■ WHAT YOU SHOULD DO: Scan the entries below for the word "handle". Copy out every line in which it occurs.

■ INPUT:
________________________

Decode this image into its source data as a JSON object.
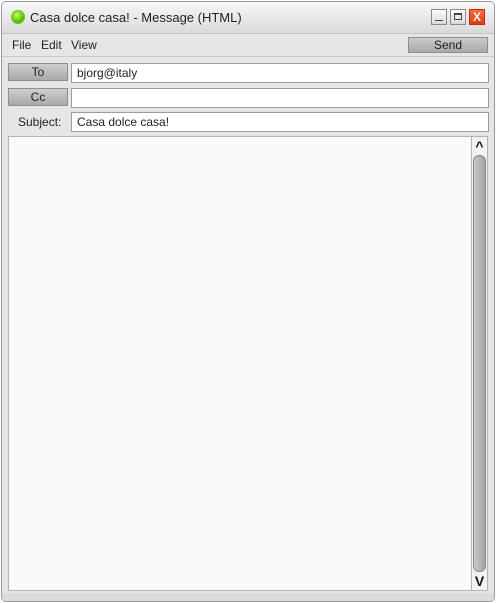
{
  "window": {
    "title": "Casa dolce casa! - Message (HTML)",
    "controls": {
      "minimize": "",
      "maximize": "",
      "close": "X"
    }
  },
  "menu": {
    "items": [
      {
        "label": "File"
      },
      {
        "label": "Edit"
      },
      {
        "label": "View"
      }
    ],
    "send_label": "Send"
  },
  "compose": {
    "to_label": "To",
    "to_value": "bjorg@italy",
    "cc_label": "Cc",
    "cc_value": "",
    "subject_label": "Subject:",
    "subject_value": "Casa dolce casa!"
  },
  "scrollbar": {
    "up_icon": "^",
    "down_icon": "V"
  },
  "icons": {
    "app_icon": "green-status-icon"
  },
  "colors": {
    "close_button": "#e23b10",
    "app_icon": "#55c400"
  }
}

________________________

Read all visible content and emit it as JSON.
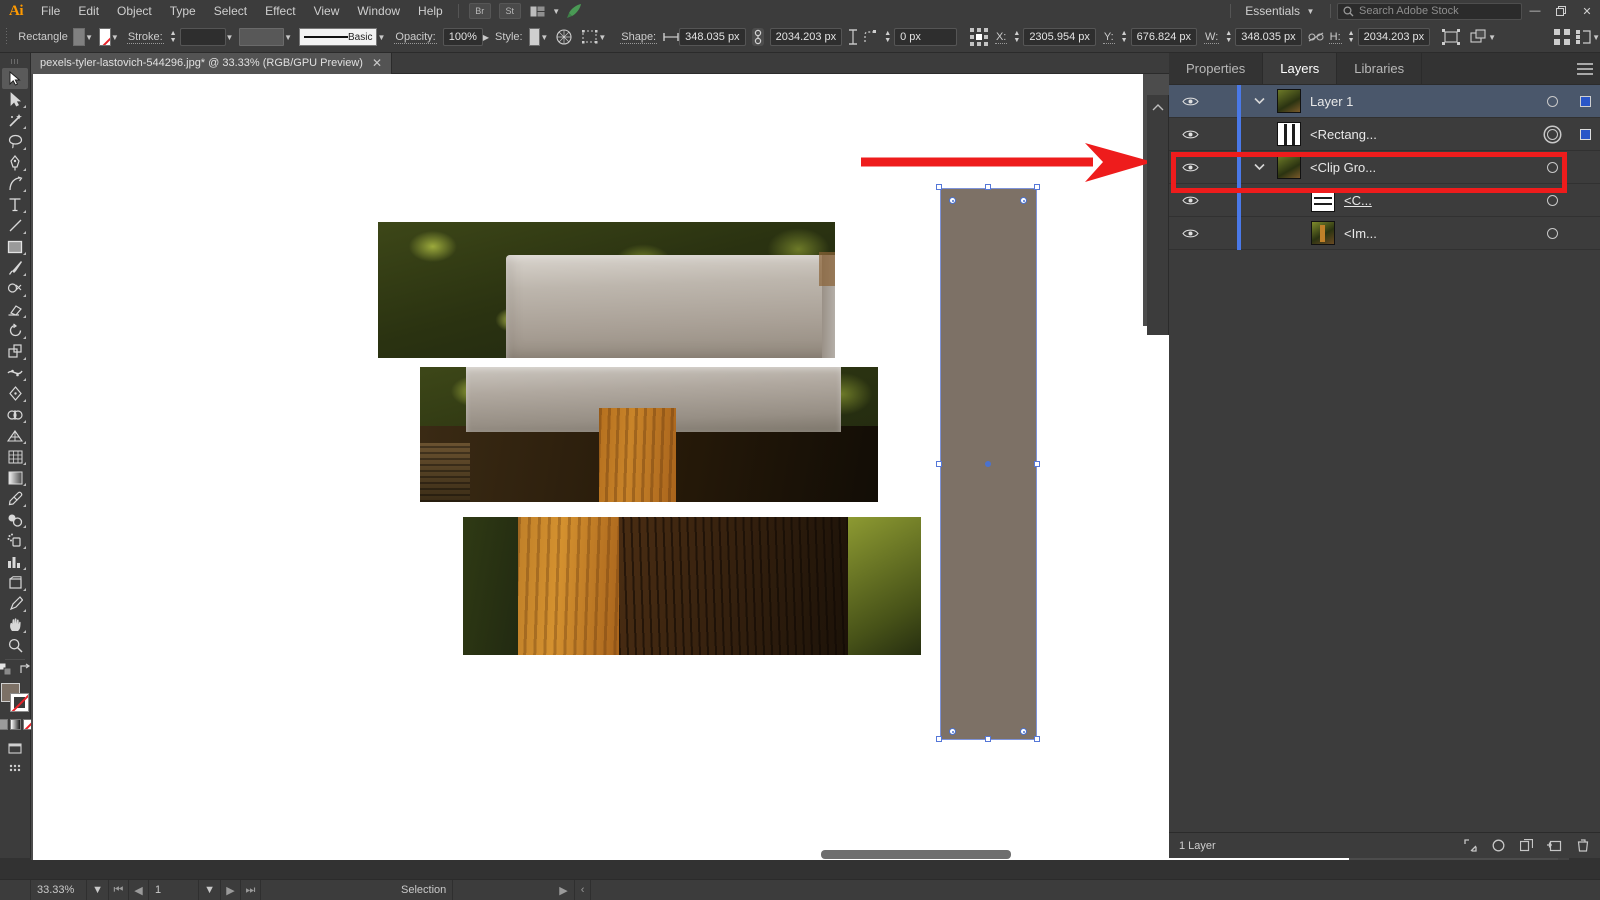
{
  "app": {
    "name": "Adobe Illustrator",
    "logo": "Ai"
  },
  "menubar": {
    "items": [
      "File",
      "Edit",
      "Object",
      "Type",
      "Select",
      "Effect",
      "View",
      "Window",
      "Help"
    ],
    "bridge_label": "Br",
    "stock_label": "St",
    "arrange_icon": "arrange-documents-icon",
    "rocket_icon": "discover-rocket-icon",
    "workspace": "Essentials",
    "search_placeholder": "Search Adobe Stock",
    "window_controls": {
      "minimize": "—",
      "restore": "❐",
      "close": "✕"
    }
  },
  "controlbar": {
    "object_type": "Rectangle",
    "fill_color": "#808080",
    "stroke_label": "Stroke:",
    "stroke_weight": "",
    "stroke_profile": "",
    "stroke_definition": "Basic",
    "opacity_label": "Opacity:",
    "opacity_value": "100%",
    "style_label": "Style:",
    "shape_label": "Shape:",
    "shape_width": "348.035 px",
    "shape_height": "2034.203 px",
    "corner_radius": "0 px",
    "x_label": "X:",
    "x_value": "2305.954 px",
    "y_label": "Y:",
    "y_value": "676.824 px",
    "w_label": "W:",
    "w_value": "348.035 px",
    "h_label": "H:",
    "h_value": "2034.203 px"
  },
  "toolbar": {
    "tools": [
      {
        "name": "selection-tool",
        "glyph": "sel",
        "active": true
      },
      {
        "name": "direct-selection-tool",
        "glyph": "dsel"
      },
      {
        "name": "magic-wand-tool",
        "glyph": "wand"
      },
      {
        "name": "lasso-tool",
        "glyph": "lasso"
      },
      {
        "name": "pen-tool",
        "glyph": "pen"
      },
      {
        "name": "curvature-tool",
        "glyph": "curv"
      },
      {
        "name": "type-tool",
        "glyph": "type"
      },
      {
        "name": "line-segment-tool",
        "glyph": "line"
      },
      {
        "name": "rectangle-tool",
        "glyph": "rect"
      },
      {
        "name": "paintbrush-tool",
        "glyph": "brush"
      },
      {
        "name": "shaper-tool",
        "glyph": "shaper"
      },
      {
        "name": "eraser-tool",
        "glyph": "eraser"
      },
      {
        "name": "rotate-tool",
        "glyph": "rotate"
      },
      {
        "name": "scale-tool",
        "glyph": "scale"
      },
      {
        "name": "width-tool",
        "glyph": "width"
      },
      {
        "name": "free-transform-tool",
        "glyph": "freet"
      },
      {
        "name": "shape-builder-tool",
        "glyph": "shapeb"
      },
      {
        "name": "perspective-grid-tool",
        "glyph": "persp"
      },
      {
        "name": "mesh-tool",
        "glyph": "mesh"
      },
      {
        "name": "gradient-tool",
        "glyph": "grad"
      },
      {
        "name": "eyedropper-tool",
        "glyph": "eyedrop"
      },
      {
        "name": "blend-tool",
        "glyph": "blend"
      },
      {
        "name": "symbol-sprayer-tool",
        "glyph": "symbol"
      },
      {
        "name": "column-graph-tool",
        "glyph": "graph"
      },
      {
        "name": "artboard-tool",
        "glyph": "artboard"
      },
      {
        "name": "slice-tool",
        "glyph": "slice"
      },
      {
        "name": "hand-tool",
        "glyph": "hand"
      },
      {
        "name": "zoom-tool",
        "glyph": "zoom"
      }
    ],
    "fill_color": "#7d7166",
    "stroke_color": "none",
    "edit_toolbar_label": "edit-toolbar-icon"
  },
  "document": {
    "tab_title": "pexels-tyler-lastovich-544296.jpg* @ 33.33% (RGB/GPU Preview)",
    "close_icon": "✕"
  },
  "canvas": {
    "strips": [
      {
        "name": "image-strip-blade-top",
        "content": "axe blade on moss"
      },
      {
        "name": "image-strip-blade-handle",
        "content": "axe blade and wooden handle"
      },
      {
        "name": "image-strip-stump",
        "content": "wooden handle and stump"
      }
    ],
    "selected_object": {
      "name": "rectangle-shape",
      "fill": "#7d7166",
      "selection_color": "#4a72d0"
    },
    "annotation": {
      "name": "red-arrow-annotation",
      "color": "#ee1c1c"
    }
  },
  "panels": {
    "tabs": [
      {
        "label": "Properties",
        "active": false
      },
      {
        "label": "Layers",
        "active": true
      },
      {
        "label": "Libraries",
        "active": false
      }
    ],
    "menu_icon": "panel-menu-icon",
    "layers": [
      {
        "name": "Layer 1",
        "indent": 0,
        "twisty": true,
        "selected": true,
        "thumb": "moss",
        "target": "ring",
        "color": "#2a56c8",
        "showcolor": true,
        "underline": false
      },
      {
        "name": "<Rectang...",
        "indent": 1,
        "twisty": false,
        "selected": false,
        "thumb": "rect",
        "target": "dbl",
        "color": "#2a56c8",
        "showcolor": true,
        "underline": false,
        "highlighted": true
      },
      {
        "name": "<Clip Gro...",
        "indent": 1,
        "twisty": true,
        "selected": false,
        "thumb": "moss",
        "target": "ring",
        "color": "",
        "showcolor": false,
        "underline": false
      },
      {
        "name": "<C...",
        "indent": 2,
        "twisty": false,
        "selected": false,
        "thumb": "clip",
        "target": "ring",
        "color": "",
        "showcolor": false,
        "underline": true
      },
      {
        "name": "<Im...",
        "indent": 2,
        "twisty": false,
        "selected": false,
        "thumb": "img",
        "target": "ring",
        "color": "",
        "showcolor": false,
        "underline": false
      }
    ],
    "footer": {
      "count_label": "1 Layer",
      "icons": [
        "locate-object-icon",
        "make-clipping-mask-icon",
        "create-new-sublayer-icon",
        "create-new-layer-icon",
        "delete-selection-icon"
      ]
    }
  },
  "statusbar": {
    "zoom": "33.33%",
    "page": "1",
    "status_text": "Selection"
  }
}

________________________

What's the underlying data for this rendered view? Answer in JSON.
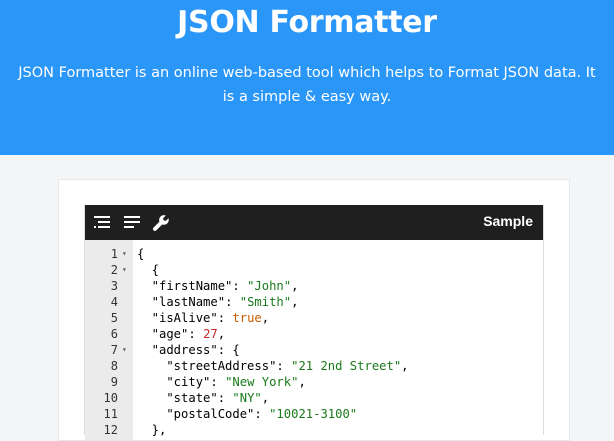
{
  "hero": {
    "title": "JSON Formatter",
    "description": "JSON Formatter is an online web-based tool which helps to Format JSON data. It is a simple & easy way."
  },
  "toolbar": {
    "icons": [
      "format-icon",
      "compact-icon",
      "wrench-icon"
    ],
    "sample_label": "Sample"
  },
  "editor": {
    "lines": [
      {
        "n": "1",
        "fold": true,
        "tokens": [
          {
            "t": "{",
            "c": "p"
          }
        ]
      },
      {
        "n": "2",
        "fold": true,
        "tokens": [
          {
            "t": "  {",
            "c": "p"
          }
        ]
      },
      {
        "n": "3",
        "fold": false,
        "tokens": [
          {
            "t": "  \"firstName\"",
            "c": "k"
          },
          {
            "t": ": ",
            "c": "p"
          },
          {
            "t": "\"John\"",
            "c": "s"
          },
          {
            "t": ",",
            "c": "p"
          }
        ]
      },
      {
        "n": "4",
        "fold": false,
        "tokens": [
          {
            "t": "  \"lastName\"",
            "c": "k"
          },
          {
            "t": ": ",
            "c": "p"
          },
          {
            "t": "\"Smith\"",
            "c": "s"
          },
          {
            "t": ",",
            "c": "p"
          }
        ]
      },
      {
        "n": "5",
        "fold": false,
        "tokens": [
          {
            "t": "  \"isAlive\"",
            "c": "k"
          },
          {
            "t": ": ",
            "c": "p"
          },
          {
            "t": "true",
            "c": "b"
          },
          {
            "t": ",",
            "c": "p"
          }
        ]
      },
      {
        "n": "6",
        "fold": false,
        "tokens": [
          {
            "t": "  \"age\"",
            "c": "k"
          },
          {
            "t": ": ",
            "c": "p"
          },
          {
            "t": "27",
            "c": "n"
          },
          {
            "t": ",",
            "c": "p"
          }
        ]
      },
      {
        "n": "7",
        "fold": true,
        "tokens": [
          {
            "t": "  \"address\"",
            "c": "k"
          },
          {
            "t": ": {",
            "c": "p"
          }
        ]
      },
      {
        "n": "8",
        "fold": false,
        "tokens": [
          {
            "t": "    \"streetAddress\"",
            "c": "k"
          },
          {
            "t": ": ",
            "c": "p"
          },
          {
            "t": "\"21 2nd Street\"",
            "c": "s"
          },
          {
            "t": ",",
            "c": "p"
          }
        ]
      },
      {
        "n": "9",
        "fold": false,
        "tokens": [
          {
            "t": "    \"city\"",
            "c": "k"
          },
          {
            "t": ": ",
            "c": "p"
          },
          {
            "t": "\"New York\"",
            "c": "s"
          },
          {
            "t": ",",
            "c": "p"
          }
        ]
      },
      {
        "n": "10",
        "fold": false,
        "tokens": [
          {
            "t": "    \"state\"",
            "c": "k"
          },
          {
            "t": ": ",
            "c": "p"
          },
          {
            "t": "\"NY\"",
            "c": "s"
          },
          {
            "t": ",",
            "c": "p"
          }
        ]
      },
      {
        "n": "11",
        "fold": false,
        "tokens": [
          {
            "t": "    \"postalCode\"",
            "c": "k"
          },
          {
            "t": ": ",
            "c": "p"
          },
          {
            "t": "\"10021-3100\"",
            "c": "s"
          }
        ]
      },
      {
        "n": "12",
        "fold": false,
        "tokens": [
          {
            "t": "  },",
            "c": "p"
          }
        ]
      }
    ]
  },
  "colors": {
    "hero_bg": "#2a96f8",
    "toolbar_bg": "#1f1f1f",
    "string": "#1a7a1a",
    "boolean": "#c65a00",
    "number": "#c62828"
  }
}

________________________

■ RESULT:
        "name": "image-strip-blade-handle",
        "content": "axe blade and wooden handle"
        "content": "wooden handle and stump"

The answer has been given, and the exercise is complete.